"Oh, it is a great comfort to see my children walking in the path of holiness, for without holiness no man can see the Lord. I would not say that my comfort consists merely in any one belonging to a church but a manifestation of their faith by their works, for, as the body is dead without breath of life so is faith dead without works. They are inseparably connected.

"David and Patience are members of the church. David is too hike-warm and careless, I fear.

"Now a few words to the professed disciples of Christ who despond and tremble when he hears the Master calling him to go on to perfection may derive courage and support from looking at the promises of Christ and by looking to their author.

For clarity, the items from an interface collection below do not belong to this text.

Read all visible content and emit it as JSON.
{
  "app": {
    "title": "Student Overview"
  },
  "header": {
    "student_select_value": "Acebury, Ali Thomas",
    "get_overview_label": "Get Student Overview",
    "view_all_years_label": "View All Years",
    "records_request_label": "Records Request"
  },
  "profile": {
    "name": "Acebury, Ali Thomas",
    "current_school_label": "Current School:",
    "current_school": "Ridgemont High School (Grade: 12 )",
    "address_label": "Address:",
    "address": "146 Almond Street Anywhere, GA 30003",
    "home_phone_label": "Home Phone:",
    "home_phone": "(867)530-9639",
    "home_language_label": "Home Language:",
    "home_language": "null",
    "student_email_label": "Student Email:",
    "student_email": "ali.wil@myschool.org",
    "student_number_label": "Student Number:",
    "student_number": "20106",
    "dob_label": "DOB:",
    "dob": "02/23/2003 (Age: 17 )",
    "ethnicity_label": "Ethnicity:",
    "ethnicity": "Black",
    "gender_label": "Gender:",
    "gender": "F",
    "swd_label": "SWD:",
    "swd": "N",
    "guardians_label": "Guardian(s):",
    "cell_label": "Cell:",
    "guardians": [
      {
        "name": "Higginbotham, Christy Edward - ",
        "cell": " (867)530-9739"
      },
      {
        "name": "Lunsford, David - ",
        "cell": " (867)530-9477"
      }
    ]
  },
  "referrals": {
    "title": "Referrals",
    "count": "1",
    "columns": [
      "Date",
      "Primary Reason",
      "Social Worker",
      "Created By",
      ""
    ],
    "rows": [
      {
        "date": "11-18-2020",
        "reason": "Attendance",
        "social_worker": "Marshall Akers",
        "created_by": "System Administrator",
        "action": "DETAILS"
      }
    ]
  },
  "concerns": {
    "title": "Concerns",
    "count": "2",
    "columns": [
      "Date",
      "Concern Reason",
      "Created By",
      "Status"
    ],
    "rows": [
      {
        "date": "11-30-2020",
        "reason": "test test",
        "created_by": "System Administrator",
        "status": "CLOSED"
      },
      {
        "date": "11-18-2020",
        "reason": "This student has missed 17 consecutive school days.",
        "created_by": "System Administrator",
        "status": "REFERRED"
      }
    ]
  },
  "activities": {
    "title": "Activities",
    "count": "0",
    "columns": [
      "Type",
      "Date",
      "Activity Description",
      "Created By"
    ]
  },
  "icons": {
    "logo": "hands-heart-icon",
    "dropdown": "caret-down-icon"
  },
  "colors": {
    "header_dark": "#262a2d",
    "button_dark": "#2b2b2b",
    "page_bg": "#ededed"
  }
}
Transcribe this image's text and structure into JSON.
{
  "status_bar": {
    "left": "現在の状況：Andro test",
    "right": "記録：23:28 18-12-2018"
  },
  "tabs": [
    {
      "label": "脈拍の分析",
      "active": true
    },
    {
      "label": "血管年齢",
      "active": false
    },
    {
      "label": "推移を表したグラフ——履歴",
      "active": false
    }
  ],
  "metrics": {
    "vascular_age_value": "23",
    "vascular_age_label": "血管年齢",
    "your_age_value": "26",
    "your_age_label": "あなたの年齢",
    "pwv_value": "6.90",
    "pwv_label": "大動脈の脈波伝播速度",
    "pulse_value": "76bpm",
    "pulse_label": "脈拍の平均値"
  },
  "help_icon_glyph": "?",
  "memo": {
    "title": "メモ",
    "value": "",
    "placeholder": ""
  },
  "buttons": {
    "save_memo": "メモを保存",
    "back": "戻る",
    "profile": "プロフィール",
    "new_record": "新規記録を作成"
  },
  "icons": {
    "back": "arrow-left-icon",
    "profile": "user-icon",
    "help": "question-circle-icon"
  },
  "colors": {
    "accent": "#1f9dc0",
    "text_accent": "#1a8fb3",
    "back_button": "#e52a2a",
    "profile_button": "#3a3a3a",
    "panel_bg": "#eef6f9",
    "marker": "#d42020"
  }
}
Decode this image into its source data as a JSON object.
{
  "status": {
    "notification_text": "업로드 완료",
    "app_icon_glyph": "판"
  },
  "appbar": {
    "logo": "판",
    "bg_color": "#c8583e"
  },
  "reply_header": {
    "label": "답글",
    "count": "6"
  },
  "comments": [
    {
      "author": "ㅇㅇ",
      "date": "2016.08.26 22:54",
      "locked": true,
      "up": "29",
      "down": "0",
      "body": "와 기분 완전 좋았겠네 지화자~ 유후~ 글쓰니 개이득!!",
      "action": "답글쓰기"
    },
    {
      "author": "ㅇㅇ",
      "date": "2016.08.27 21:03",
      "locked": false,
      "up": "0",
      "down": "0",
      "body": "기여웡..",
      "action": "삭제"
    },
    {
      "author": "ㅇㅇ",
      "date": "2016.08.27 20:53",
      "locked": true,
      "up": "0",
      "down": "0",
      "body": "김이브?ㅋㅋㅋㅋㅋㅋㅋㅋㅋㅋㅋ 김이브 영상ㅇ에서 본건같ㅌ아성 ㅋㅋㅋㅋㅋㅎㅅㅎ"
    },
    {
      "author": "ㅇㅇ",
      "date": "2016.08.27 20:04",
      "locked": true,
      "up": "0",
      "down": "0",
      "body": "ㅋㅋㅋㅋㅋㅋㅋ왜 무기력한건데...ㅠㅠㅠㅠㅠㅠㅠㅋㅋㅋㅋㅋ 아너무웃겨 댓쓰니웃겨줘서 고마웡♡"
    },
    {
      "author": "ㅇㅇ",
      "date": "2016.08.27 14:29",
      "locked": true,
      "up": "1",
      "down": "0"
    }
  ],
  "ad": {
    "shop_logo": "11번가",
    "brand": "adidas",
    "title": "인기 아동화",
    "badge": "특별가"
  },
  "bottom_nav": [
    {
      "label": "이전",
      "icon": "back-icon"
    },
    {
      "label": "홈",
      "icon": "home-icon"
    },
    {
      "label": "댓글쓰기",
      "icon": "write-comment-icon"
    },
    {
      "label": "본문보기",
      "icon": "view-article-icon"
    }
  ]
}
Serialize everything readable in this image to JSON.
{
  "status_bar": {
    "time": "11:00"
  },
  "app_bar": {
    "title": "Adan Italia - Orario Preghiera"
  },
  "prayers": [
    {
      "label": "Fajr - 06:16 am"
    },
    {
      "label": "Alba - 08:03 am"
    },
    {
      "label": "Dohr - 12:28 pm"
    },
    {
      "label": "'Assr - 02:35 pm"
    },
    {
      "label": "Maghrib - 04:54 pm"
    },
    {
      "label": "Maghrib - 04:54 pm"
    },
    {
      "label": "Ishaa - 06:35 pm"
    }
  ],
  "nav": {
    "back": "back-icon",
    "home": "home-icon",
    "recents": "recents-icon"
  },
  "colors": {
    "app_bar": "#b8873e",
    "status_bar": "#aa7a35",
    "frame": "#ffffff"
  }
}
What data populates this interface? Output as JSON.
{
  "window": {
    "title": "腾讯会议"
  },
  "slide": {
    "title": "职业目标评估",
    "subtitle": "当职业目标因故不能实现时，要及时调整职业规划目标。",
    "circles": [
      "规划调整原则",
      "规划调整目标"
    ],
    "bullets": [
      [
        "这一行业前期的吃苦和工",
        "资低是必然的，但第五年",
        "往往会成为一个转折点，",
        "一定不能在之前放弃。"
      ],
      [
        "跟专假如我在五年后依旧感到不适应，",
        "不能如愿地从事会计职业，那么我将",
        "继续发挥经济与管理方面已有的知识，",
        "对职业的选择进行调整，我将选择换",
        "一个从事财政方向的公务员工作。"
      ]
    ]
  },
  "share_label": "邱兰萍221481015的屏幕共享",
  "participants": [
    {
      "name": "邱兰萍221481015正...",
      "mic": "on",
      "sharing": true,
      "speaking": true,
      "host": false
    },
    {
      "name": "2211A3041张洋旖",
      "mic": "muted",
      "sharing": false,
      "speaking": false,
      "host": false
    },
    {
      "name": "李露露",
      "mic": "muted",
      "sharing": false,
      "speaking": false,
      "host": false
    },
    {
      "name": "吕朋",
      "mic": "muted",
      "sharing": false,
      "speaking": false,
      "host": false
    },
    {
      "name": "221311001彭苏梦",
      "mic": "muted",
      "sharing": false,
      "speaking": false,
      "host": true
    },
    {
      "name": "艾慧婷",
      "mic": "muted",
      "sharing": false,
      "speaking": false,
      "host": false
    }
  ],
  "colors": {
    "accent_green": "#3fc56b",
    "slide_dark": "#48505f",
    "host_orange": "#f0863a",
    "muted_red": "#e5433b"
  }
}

"Among the blessings promised you will find every thing which any man can need to assist him on arriving at perfection. There are promises of light and direction to find the path which leads to it, promises of assistance to walk in that path, promises of strength to resist and overcome all opposition, remedies to heal us when wounded, of cordials to-invigorate us when faint, and of most glorious rewards to crown the end of our course.

"You will hear Jehovah Jirah saying, 'Fear not for I am with thee, be not dismayed for I am thy God; I will strengthen thee, yea I will help thee, yea I will uphold thee with the right hand of my righteousness, though thou in thyself art but a worm thou shalt thresh the mountains and beat them small as the dust.'

"Look next at Him who gives these promises; it is one who is almighty and therefore can fulfill them. It is one who possesses all power in heaven and on earth, one in whom dwelleth all the fullness of the Godhead bodily. With all this fullness, faith indissolubly unites us.

"Say then ye who despond and tremble, when you contemplate the almost immeasurable distance between your own moral character and that of Christ, what, except faith in these promises and in their author, is necessary to support, encourage and animate you in going on to perfection, if Christ enable you and make you members of His perfect band. If He causes this fullness to flow into your soul, then is it not evident that He can and will enable all who exercise faith in Him to imitate His example and finally to become perfect as He is perfect.

"This world is the place for labor and not for rest or enjoyment which may be found in serving God. We shall have time enough in the coming world for rest and converse with the saints and it may well reconcile us to separation here if we have hope to be with Him forever there.

"O, that it may be the happy case with us all, is the prayer of your father. I shall be 69 years old if I should live until the 19th day of September, 1850.

"Tour brother, Elisha Lemmon, and one of his sons took dinner with us better than a year ago. Elisha was entirely blind but he was quite fleshy and seemed to enjoy real good health. His family were all well. Uncle John Burke and family were well the last I heard from them. Your friends are well as usual.

"You must write as often as you can and I will do the same. It will be but a short time that I shall be in this world.

"Oh, that we may all have grace to so live that we may be prepared to meet in another and better world where there is no more sorrow nor dying, is the prayer of your honored father.

"Remember me to your dear children. I think of you every day.